From the ages of five to 12, the average youngster needs at least eight to 10 hours a night, and some children may need even more than that (five-year-olds can need as much as 12 hours’ sleep, and children aged six to 12 may need up to 10 or 11 hours).
So, if your child wakes up sluggish and having a lie in isn’t an option – because it’s a school day, for example – try moving her bedtime back so she can get an extra hour or so. Here are a few other ways to make sure your little one is getting enough Zzzs:
The quality of sleep is just as important as the quantity, so make sure your child’s bedroom is sleep friendly – that means cool, dark, and comfortable.
Research shows kids who have electronic equipment in their rooms have a harder time falling asleep and staying asleep, so unplug any TVs, stereos or computers.
Watch the clock
Find the right bedtime for your child and stick to it. The average time for children aged five to 12 is 9 pm, and children who go to bed after this are more likely to have sleep problems because they are overtired.
Remember the three Bs
Research has shown that having a set bedtime routine every night can help a child fall asleep faster and stay asleep longer than those who don’t follow a routine. ‘Bath, book and bed’ is always a good one.

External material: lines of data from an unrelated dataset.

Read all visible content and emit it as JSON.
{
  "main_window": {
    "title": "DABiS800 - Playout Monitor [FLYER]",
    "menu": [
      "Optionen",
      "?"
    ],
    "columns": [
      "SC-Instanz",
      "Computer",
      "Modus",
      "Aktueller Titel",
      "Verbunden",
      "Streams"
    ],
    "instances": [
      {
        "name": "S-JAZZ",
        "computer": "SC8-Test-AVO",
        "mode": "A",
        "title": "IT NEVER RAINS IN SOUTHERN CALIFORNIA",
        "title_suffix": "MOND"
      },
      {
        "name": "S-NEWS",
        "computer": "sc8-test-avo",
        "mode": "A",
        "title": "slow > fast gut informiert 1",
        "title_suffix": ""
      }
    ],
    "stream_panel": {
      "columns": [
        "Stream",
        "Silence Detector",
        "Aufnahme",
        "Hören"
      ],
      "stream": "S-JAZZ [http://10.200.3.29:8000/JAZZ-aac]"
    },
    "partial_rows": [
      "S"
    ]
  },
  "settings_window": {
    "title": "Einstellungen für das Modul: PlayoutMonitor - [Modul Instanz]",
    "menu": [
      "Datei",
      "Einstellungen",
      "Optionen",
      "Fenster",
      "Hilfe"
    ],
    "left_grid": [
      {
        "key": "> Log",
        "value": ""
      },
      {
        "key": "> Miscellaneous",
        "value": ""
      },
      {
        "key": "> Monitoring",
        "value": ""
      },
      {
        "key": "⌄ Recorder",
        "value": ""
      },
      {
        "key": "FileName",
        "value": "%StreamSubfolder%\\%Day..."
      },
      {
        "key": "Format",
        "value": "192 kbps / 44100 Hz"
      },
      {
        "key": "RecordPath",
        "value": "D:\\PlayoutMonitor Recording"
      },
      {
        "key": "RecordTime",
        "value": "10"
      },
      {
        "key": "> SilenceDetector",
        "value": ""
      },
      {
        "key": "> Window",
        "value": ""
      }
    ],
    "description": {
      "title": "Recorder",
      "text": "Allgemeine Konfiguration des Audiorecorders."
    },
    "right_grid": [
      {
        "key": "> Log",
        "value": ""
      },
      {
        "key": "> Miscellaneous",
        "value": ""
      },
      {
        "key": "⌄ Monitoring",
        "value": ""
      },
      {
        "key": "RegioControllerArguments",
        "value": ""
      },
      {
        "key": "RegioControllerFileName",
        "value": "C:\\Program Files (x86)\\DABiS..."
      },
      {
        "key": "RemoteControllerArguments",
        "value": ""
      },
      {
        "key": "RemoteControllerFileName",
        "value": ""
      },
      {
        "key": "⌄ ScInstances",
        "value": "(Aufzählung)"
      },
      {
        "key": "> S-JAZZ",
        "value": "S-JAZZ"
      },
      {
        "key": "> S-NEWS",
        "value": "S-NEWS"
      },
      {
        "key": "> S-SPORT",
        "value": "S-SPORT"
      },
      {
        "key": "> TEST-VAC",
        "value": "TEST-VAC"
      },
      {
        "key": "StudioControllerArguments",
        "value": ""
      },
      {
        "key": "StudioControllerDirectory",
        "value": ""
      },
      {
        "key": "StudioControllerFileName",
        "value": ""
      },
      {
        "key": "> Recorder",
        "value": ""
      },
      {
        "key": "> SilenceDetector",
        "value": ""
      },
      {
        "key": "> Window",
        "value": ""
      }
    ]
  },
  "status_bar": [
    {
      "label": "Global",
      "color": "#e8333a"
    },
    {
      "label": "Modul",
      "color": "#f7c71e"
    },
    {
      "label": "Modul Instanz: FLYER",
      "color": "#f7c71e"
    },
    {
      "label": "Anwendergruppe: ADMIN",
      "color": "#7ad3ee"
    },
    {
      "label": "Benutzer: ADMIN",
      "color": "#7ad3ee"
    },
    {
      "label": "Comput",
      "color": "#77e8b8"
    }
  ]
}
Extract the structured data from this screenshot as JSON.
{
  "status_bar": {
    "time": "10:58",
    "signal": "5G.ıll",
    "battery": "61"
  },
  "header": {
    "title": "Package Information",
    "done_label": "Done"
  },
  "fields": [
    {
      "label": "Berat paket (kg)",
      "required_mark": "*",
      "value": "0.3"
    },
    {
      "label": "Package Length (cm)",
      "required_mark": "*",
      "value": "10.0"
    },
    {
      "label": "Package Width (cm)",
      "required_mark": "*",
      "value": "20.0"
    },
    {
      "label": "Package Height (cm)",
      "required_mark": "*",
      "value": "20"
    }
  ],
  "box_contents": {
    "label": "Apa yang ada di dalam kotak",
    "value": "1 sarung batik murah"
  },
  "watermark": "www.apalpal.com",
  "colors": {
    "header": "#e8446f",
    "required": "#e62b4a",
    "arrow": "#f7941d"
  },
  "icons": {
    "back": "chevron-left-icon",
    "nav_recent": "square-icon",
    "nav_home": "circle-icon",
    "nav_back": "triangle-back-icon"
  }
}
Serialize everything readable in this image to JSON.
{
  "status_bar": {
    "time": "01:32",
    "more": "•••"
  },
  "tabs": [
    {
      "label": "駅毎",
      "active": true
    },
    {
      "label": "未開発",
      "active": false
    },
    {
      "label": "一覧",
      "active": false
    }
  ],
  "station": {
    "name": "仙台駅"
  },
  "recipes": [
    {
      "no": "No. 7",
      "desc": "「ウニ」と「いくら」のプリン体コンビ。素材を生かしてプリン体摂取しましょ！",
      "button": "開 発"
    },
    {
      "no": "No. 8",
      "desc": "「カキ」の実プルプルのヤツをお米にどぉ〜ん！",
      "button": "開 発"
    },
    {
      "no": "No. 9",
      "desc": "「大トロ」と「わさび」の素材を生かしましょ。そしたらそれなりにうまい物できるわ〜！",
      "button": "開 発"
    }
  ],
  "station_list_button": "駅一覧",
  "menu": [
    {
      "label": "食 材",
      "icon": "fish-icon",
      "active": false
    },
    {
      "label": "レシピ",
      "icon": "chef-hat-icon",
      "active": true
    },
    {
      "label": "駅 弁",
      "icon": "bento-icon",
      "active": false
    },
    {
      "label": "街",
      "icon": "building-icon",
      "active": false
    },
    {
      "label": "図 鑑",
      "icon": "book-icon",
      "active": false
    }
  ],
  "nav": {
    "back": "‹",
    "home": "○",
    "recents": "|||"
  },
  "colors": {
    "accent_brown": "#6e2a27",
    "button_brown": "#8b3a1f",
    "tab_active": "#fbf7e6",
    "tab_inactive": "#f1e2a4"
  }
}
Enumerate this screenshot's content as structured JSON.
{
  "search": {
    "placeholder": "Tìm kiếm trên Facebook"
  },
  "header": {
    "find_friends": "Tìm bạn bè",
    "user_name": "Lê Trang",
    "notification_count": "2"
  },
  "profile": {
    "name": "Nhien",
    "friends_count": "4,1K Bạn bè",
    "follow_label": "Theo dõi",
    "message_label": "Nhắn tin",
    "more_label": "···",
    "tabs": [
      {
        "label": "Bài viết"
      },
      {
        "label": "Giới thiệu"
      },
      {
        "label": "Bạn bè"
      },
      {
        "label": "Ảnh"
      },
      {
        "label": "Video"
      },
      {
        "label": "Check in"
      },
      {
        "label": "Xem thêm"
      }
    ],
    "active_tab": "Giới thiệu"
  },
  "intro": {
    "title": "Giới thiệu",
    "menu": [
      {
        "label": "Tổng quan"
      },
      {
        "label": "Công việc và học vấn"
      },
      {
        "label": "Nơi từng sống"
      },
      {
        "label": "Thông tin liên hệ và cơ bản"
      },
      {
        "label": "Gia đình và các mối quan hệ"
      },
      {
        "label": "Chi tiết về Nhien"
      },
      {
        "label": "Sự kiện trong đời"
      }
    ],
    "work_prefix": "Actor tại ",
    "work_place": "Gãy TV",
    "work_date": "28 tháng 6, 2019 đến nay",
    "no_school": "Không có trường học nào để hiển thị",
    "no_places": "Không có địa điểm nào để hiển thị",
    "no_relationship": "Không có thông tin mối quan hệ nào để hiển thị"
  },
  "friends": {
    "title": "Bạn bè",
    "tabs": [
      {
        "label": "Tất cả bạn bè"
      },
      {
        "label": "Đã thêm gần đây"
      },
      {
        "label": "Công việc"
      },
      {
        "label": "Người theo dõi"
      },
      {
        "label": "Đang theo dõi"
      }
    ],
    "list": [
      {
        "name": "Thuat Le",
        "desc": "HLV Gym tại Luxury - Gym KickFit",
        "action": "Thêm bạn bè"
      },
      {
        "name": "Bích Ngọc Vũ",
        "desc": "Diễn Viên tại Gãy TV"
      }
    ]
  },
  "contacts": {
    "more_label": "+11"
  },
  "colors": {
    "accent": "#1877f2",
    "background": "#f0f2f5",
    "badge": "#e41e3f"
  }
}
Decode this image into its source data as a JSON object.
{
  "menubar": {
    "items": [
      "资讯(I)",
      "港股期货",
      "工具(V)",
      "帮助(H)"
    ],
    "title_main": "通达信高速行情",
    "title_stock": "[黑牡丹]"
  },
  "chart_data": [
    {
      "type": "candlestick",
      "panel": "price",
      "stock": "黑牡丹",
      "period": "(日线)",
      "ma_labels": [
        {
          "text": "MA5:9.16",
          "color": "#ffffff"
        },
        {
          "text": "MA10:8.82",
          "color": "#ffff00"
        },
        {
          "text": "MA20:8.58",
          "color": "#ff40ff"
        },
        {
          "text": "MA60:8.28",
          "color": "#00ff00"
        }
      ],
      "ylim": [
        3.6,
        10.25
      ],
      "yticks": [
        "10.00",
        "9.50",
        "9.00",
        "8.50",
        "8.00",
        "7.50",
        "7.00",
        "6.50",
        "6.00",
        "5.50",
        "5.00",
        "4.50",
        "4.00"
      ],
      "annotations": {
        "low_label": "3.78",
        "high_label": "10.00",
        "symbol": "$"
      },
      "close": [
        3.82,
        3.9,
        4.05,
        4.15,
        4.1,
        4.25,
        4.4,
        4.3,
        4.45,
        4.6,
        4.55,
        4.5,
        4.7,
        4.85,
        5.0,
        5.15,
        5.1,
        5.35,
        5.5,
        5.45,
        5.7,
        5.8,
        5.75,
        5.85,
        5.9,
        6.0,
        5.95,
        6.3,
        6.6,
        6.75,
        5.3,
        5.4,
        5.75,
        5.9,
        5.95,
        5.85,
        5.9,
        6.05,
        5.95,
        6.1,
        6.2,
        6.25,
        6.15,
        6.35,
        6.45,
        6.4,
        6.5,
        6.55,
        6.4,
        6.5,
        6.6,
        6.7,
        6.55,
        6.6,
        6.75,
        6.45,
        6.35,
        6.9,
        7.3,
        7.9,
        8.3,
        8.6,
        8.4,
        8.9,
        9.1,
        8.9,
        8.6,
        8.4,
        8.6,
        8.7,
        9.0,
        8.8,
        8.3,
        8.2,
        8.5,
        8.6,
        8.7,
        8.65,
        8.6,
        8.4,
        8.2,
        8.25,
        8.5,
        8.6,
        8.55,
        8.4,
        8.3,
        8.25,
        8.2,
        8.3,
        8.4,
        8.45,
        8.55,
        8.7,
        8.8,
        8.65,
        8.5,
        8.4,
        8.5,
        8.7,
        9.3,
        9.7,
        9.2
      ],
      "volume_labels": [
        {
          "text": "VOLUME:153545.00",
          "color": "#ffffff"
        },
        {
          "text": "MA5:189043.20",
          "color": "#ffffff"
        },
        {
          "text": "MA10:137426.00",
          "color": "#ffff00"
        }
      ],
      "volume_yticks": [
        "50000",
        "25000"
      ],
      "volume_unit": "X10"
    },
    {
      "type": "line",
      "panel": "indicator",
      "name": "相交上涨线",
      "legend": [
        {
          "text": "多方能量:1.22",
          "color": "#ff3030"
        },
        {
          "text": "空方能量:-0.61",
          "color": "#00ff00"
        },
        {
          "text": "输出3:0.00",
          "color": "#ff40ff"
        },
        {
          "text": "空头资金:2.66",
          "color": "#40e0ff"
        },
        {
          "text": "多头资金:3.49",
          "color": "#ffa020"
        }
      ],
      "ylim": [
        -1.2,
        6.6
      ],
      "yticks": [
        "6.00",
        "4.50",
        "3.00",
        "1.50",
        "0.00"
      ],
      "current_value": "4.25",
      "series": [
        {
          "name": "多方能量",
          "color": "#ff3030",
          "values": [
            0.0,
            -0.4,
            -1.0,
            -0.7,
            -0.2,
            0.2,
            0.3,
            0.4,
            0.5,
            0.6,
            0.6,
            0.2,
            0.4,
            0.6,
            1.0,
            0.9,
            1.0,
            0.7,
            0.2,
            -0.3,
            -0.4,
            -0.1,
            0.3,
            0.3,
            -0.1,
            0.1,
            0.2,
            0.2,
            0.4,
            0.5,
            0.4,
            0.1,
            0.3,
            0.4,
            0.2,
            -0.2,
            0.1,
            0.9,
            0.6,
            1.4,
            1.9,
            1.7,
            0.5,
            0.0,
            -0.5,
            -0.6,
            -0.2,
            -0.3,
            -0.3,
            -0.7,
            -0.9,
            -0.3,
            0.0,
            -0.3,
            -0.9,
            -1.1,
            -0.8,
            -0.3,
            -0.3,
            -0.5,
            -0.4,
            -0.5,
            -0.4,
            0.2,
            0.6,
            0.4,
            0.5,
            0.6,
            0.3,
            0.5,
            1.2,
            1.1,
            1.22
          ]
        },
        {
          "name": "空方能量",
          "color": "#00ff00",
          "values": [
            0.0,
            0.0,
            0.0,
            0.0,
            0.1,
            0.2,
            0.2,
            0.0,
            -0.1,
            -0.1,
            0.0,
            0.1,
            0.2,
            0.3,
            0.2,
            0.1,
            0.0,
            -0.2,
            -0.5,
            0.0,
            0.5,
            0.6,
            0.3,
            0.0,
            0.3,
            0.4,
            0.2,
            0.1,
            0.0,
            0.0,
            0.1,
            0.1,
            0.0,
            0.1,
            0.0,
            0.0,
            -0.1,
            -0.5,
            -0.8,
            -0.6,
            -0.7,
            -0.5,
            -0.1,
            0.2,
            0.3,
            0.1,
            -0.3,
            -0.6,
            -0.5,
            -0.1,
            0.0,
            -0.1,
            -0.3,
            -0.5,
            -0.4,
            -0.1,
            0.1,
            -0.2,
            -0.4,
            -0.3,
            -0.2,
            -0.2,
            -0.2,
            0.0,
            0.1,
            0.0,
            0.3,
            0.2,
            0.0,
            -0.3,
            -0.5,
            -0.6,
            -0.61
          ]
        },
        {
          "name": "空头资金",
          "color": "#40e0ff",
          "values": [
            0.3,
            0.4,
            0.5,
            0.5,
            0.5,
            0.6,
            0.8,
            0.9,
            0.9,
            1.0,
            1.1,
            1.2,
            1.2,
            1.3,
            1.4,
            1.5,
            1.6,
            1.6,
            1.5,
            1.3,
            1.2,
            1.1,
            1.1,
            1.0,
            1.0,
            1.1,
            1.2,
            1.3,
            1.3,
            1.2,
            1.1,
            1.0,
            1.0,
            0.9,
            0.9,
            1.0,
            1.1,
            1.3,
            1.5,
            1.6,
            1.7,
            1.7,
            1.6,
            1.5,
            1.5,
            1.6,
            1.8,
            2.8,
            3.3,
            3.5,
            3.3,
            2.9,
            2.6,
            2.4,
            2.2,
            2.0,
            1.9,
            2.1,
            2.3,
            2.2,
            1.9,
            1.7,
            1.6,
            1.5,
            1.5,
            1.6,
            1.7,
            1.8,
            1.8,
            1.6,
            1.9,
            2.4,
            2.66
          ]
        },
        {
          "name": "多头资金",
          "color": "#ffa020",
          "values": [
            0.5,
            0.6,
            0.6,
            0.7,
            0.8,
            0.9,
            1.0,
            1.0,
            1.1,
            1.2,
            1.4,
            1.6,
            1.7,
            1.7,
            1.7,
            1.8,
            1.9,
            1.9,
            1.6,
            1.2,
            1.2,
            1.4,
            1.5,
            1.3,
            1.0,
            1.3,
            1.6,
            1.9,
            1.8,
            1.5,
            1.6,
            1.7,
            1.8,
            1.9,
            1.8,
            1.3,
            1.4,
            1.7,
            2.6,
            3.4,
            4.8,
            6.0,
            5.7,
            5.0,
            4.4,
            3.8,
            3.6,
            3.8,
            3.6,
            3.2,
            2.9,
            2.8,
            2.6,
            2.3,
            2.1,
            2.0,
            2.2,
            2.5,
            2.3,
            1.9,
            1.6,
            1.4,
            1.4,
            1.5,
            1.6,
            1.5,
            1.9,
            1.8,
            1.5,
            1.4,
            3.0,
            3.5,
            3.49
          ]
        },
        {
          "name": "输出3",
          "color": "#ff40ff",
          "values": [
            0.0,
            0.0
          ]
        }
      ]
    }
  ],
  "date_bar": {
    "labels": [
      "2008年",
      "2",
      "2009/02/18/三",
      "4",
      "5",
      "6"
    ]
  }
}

Use bedtime to put any arguments to bed, too. If you had a row earlier in the evening, for example, acknowledge it and agree to end it at bedtime so you can make a fresh start in the morning.